Generally speaking, I don’t read descriptions before starting to watch a show if the trailer or cover image is interesting enough. Perhaps this is my greatest flaw, as I haven’t learned my lesson despite being bamboozled by a book’s cover in the past. But surely, I thought, as I clicked onto “The Promised Neverland” on Netflix, surely it is not going to betray my impressions, right? 

Forget that all I know about it is that it is getting a crossover event with “Identity V,” the game I’ve been playing religiously for months now and is definitely a horror themed game. I thought it was just going to be a cute anime about kids in a little idyllic paradise, maybe they get up to misadventures as they get adopted out but overall, a fun and cute show.  

The first warning sign should’ve been when I saw it was rated TV-14 for fear, of all things.
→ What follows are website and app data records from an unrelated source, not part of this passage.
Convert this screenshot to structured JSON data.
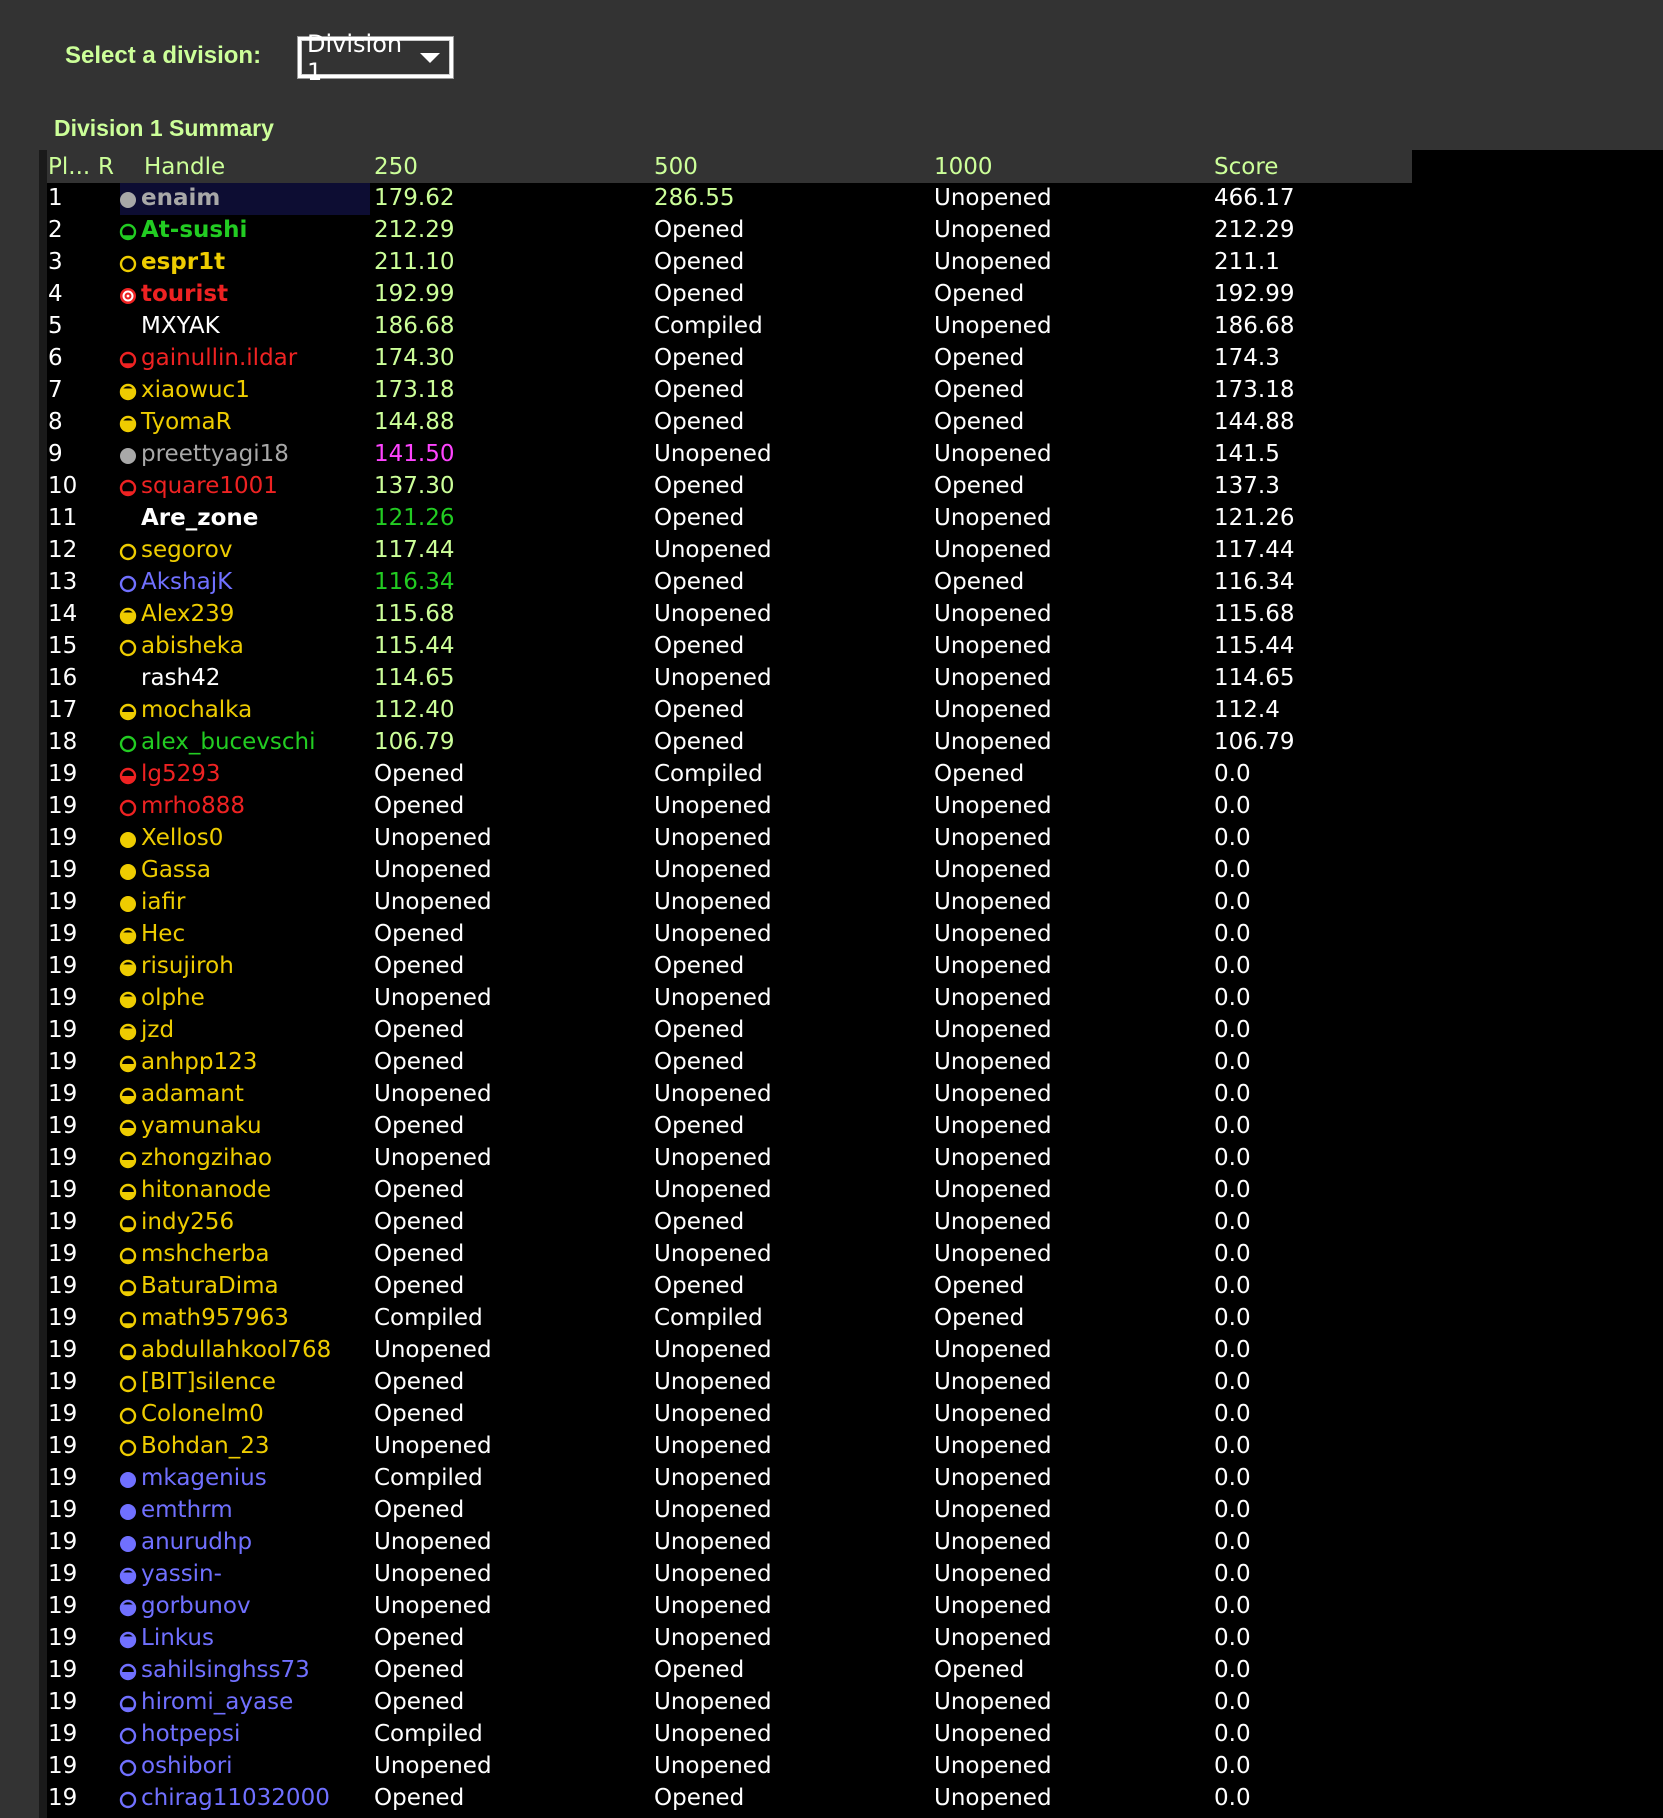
{
  "division_select": {
    "label": "Select a division:",
    "value": "Division 1"
  },
  "summary_title": "Division 1 Summary",
  "columns": [
    "Pl...",
    "R",
    "Handle",
    "250",
    "500",
    "1000",
    "Score"
  ],
  "colors": {
    "gray": "#a8a8a8",
    "green": "#22cc22",
    "yellow": "#eecc00",
    "red": "#ee2222",
    "blue": "#7070ff",
    "white": "#ffffff",
    "magenta": "#ff44ff",
    "text_green": "#ccff99"
  },
  "rows": [
    {
      "place": "1",
      "handle": "enaim",
      "icon": "gray",
      "fill": "full",
      "handle_color": "gray",
      "bold": true,
      "selected": true,
      "p250": "179.62",
      "p250_color": "text_green",
      "p500": "286.55",
      "p500_color": "text_green",
      "p1000": "Unopened",
      "score": "466.17"
    },
    {
      "place": "2",
      "handle": "At-sushi",
      "icon": "green",
      "fill": "top",
      "handle_color": "green",
      "bold": true,
      "p250": "212.29",
      "p250_color": "text_green",
      "p500": "Opened",
      "p1000": "Unopened",
      "score": "212.29"
    },
    {
      "place": "3",
      "handle": "espr1t",
      "icon": "yellow",
      "fill": "none",
      "handle_color": "yellow",
      "bold": true,
      "p250": "211.10",
      "p250_color": "text_green",
      "p500": "Opened",
      "p1000": "Unopened",
      "score": "211.1"
    },
    {
      "place": "4",
      "handle": "tourist",
      "icon": "red",
      "fill": "target",
      "handle_color": "red",
      "bold": true,
      "p250": "192.99",
      "p250_color": "text_green",
      "p500": "Opened",
      "p1000": "Opened",
      "score": "192.99"
    },
    {
      "place": "5",
      "handle": "MXYAK",
      "icon": "",
      "fill": "",
      "handle_color": "white",
      "p250": "186.68",
      "p250_color": "text_green",
      "p500": "Compiled",
      "p1000": "Unopened",
      "score": "186.68"
    },
    {
      "place": "6",
      "handle": "gainullin.ildar",
      "icon": "red",
      "fill": "top",
      "handle_color": "red",
      "p250": "174.30",
      "p250_color": "text_green",
      "p500": "Opened",
      "p1000": "Opened",
      "score": "174.3"
    },
    {
      "place": "7",
      "handle": "xiaowuc1",
      "icon": "yellow",
      "fill": "most",
      "handle_color": "yellow",
      "p250": "173.18",
      "p250_color": "text_green",
      "p500": "Opened",
      "p1000": "Opened",
      "score": "173.18"
    },
    {
      "place": "8",
      "handle": "TyomaR",
      "icon": "yellow",
      "fill": "most",
      "handle_color": "yellow",
      "p250": "144.88",
      "p250_color": "text_green",
      "p500": "Opened",
      "p1000": "Opened",
      "score": "144.88"
    },
    {
      "place": "9",
      "handle": "preettyagi18",
      "icon": "gray",
      "fill": "full",
      "handle_color": "gray",
      "p250": "141.50",
      "p250_color": "magenta",
      "p500": "Unopened",
      "p1000": "Unopened",
      "score": "141.5"
    },
    {
      "place": "10",
      "handle": "square1001",
      "icon": "red",
      "fill": "top",
      "handle_color": "red",
      "p250": "137.30",
      "p250_color": "text_green",
      "p500": "Opened",
      "p1000": "Opened",
      "score": "137.3"
    },
    {
      "place": "11",
      "handle": "Are_zone",
      "icon": "",
      "fill": "",
      "handle_color": "white",
      "bold": true,
      "p250": "121.26",
      "p250_color": "green",
      "p500": "Opened",
      "p1000": "Unopened",
      "score": "121.26"
    },
    {
      "place": "12",
      "handle": "segorov",
      "icon": "yellow",
      "fill": "none",
      "handle_color": "yellow",
      "p250": "117.44",
      "p250_color": "text_green",
      "p500": "Unopened",
      "p1000": "Unopened",
      "score": "117.44"
    },
    {
      "place": "13",
      "handle": "AkshajK",
      "icon": "blue",
      "fill": "none",
      "handle_color": "blue",
      "p250": "116.34",
      "p250_color": "green",
      "p500": "Opened",
      "p1000": "Opened",
      "score": "116.34"
    },
    {
      "place": "14",
      "handle": "Alex239",
      "icon": "yellow",
      "fill": "most",
      "handle_color": "yellow",
      "p250": "115.68",
      "p250_color": "text_green",
      "p500": "Unopened",
      "p1000": "Unopened",
      "score": "115.68"
    },
    {
      "place": "15",
      "handle": "abisheka",
      "icon": "yellow",
      "fill": "none",
      "handle_color": "yellow",
      "p250": "115.44",
      "p250_color": "text_green",
      "p500": "Opened",
      "p1000": "Unopened",
      "score": "115.44"
    },
    {
      "place": "16",
      "handle": "rash42",
      "icon": "",
      "fill": "",
      "handle_color": "white",
      "p250": "114.65",
      "p250_color": "text_green",
      "p500": "Unopened",
      "p1000": "Unopened",
      "score": "114.65"
    },
    {
      "place": "17",
      "handle": "mochalka",
      "icon": "yellow",
      "fill": "half",
      "handle_color": "yellow",
      "p250": "112.40",
      "p250_color": "text_green",
      "p500": "Opened",
      "p1000": "Unopened",
      "score": "112.4"
    },
    {
      "place": "18",
      "handle": "alex_bucevschi",
      "icon": "green",
      "fill": "none",
      "handle_color": "green",
      "p250": "106.79",
      "p250_color": "text_green",
      "p500": "Opened",
      "p1000": "Unopened",
      "score": "106.79"
    },
    {
      "place": "19",
      "handle": "lg5293",
      "icon": "red",
      "fill": "half",
      "handle_color": "red",
      "p250": "Opened",
      "p500": "Compiled",
      "p1000": "Opened",
      "score": "0.0"
    },
    {
      "place": "19",
      "handle": "mrho888",
      "icon": "red",
      "fill": "none",
      "handle_color": "red",
      "p250": "Opened",
      "p500": "Unopened",
      "p1000": "Unopened",
      "score": "0.0"
    },
    {
      "place": "19",
      "handle": "Xellos0",
      "icon": "yellow",
      "fill": "full",
      "handle_color": "yellow",
      "p250": "Unopened",
      "p500": "Unopened",
      "p1000": "Unopened",
      "score": "0.0"
    },
    {
      "place": "19",
      "handle": "Gassa",
      "icon": "yellow",
      "fill": "full",
      "handle_color": "yellow",
      "p250": "Unopened",
      "p500": "Unopened",
      "p1000": "Unopened",
      "score": "0.0"
    },
    {
      "place": "19",
      "handle": "iafir",
      "icon": "yellow",
      "fill": "full",
      "handle_color": "yellow",
      "p250": "Unopened",
      "p500": "Unopened",
      "p1000": "Unopened",
      "score": "0.0"
    },
    {
      "place": "19",
      "handle": "Hec",
      "icon": "yellow",
      "fill": "most",
      "handle_color": "yellow",
      "p250": "Opened",
      "p500": "Unopened",
      "p1000": "Unopened",
      "score": "0.0"
    },
    {
      "place": "19",
      "handle": "risujiroh",
      "icon": "yellow",
      "fill": "most",
      "handle_color": "yellow",
      "p250": "Opened",
      "p500": "Opened",
      "p1000": "Unopened",
      "score": "0.0"
    },
    {
      "place": "19",
      "handle": "olphe",
      "icon": "yellow",
      "fill": "most",
      "handle_color": "yellow",
      "p250": "Unopened",
      "p500": "Unopened",
      "p1000": "Unopened",
      "score": "0.0"
    },
    {
      "place": "19",
      "handle": "jzd",
      "icon": "yellow",
      "fill": "most",
      "handle_color": "yellow",
      "p250": "Opened",
      "p500": "Opened",
      "p1000": "Unopened",
      "score": "0.0"
    },
    {
      "place": "19",
      "handle": "anhpp123",
      "icon": "yellow",
      "fill": "half",
      "handle_color": "yellow",
      "p250": "Opened",
      "p500": "Opened",
      "p1000": "Unopened",
      "score": "0.0"
    },
    {
      "place": "19",
      "handle": "adamant",
      "icon": "yellow",
      "fill": "half",
      "handle_color": "yellow",
      "p250": "Unopened",
      "p500": "Unopened",
      "p1000": "Unopened",
      "score": "0.0"
    },
    {
      "place": "19",
      "handle": "yamunaku",
      "icon": "yellow",
      "fill": "half",
      "handle_color": "yellow",
      "p250": "Opened",
      "p500": "Opened",
      "p1000": "Unopened",
      "score": "0.0"
    },
    {
      "place": "19",
      "handle": "zhongzihao",
      "icon": "yellow",
      "fill": "half",
      "handle_color": "yellow",
      "p250": "Unopened",
      "p500": "Unopened",
      "p1000": "Unopened",
      "score": "0.0"
    },
    {
      "place": "19",
      "handle": "hitonanode",
      "icon": "yellow",
      "fill": "half",
      "handle_color": "yellow",
      "p250": "Opened",
      "p500": "Unopened",
      "p1000": "Unopened",
      "score": "0.0"
    },
    {
      "place": "19",
      "handle": "indy256",
      "icon": "yellow",
      "fill": "top",
      "handle_color": "yellow",
      "p250": "Opened",
      "p500": "Opened",
      "p1000": "Unopened",
      "score": "0.0"
    },
    {
      "place": "19",
      "handle": "mshcherba",
      "icon": "yellow",
      "fill": "top",
      "handle_color": "yellow",
      "p250": "Opened",
      "p500": "Unopened",
      "p1000": "Unopened",
      "score": "0.0"
    },
    {
      "place": "19",
      "handle": "BaturaDima",
      "icon": "yellow",
      "fill": "top",
      "handle_color": "yellow",
      "p250": "Opened",
      "p500": "Opened",
      "p1000": "Opened",
      "score": "0.0"
    },
    {
      "place": "19",
      "handle": "math957963",
      "icon": "yellow",
      "fill": "top",
      "handle_color": "yellow",
      "p250": "Compiled",
      "p500": "Compiled",
      "p1000": "Opened",
      "score": "0.0"
    },
    {
      "place": "19",
      "handle": "abdullahkool768",
      "icon": "yellow",
      "fill": "top",
      "handle_color": "yellow",
      "p250": "Unopened",
      "p500": "Unopened",
      "p1000": "Unopened",
      "score": "0.0"
    },
    {
      "place": "19",
      "handle": "[BIT]silence",
      "icon": "yellow",
      "fill": "none",
      "handle_color": "yellow",
      "p250": "Opened",
      "p500": "Unopened",
      "p1000": "Unopened",
      "score": "0.0"
    },
    {
      "place": "19",
      "handle": "Colonelm0",
      "icon": "yellow",
      "fill": "none",
      "handle_color": "yellow",
      "p250": "Opened",
      "p500": "Unopened",
      "p1000": "Unopened",
      "score": "0.0"
    },
    {
      "place": "19",
      "handle": "Bohdan_23",
      "icon": "yellow",
      "fill": "none",
      "handle_color": "yellow",
      "p250": "Unopened",
      "p500": "Unopened",
      "p1000": "Unopened",
      "score": "0.0"
    },
    {
      "place": "19",
      "handle": "mkagenius",
      "icon": "blue",
      "fill": "full",
      "handle_color": "blue",
      "p250": "Compiled",
      "p500": "Unopened",
      "p1000": "Unopened",
      "score": "0.0"
    },
    {
      "place": "19",
      "handle": "emthrm",
      "icon": "blue",
      "fill": "full",
      "handle_color": "blue",
      "p250": "Opened",
      "p500": "Unopened",
      "p1000": "Unopened",
      "score": "0.0"
    },
    {
      "place": "19",
      "handle": "anurudhp",
      "icon": "blue",
      "fill": "full",
      "handle_color": "blue",
      "p250": "Unopened",
      "p500": "Unopened",
      "p1000": "Unopened",
      "score": "0.0"
    },
    {
      "place": "19",
      "handle": "yassin-",
      "icon": "blue",
      "fill": "most",
      "handle_color": "blue",
      "p250": "Unopened",
      "p500": "Unopened",
      "p1000": "Unopened",
      "score": "0.0"
    },
    {
      "place": "19",
      "handle": "gorbunov",
      "icon": "blue",
      "fill": "most",
      "handle_color": "blue",
      "p250": "Unopened",
      "p500": "Unopened",
      "p1000": "Unopened",
      "score": "0.0"
    },
    {
      "place": "19",
      "handle": "Linkus",
      "icon": "blue",
      "fill": "most",
      "handle_color": "blue",
      "p250": "Opened",
      "p500": "Unopened",
      "p1000": "Unopened",
      "score": "0.0"
    },
    {
      "place": "19",
      "handle": "sahilsinghss73",
      "icon": "blue",
      "fill": "half",
      "handle_color": "blue",
      "p250": "Opened",
      "p500": "Opened",
      "p1000": "Opened",
      "score": "0.0"
    },
    {
      "place": "19",
      "handle": "hiromi_ayase",
      "icon": "blue",
      "fill": "top",
      "handle_color": "blue",
      "p250": "Opened",
      "p500": "Unopened",
      "p1000": "Unopened",
      "score": "0.0"
    },
    {
      "place": "19",
      "handle": "hotpepsi",
      "icon": "blue",
      "fill": "none",
      "handle_color": "blue",
      "p250": "Compiled",
      "p500": "Unopened",
      "p1000": "Unopened",
      "score": "0.0"
    },
    {
      "place": "19",
      "handle": "oshibori",
      "icon": "blue",
      "fill": "none",
      "handle_color": "blue",
      "p250": "Unopened",
      "p500": "Unopened",
      "p1000": "Unopened",
      "score": "0.0"
    },
    {
      "place": "19",
      "handle": "chirag11032000",
      "icon": "blue",
      "fill": "none",
      "handle_color": "blue",
      "p250": "Opened",
      "p500": "Opened",
      "p1000": "Unopened",
      "score": "0.0"
    }
  ]
}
Now, what could be so scary about a bunch of orphans, thought I as I innocently enjoyed watching the children play games of tag and break house rules, as kids are wont to do.  

Then a child gets killed to be served as dinner for the literal demons who are in charge of the orphanage (and quite possibly the world at large) and I went, “Oh no.” The fear of this being one of those shows that exist solely to torture and kill the cute characters was very prevalent as I hit next episode but slowly my worries were alleviated. Instead of being a torture-fest ala “Madoka Magica,” the first season offers a gripping and suspenseful plot where you are allowed to fret and worry about the characters but also be assured of their temporary well-being.  

The three characters at the heart of the story are the oldest children of the orphanage – Emma, Ray and Norman. They are the ones who first find out what really happens to the kids who get ‘adopted’ and are the ones who primarily are orchestrating the escape attempt. It’s a classic trio scenario, Emma is the heart of the team, a hopeless optimist, while Ray’s strength lies in technology and street-smarts and Norman’s strategy is more reliant on booksmarts.  

The older kids are portrayed as being super smart, but not in a way that lessens the suspense regarding their situation. At their heart, they are still kids grappling with a seemingly unwinnable situation and at times, their naivety regarding certain situations puts their plans in jeopardy. They are very much in a game of chess against their mother. The first season kept me guessing until the end if their escape was going to be successful or not, or if they’d even get to the point where an attempt could be made.  

The animation itself is fairly standard. If you’ve watched a lot of anime, I don’t think there’s anything to really be impressed by in terms of style. It does have a great way of depicting extreme emotions that I think is very visceral and adds to the overall dark tone of the show. 

In terms of music and sound design, the soundtrack is amazing. The opening is something that I would’ve watched every episode, if I wasn’t eager to get to the actual story. It’s ripe with imagery and motifs that you can see carry over into the show. Something to note: I watched the English subtitled version. I cannot speak to the quality of the English dubbed version. 

If you’re interested in shows about children trying to defeat the odds, this one’s for you. “The Promised Neverland” season one is streaming on Netflix as well as Hulu and HBO Max. The second season has just started airing and is available from Funimation.  

Photo courtesy of CloverWorks